## TASK INSTRUCTIONS
Only the lines holding "name" are wanted. Copy every one from the records below.

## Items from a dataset
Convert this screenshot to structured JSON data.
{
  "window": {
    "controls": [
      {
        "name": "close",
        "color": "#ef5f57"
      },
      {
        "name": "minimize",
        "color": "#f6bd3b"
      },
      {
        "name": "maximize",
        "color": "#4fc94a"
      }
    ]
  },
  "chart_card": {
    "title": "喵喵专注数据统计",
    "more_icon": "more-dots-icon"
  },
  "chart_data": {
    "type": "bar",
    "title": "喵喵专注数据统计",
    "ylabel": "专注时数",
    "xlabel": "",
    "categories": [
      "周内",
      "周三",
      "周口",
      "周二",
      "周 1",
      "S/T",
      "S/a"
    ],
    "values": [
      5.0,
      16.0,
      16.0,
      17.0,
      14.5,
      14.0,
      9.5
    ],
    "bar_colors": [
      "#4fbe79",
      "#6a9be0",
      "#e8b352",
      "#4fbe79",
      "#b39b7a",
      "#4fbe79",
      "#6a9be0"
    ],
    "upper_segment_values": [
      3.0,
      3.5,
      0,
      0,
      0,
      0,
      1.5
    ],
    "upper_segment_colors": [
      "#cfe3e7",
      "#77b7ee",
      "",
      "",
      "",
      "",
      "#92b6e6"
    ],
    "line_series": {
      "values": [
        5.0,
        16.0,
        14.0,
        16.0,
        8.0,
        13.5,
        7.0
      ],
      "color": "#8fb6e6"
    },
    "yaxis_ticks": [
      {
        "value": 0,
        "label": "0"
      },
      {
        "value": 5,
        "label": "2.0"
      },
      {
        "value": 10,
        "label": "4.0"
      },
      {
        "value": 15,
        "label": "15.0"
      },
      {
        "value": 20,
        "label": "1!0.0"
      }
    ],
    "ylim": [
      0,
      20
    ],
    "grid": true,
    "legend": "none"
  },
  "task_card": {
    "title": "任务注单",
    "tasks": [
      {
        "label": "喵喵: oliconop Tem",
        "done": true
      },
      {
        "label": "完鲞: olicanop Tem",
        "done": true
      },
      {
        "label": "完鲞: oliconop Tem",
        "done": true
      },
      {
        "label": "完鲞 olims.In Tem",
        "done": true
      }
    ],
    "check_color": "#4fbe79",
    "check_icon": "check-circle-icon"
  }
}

## RESPONSE AREA
        "name": "close",
        "name": "minimize",
        "name": "maximize",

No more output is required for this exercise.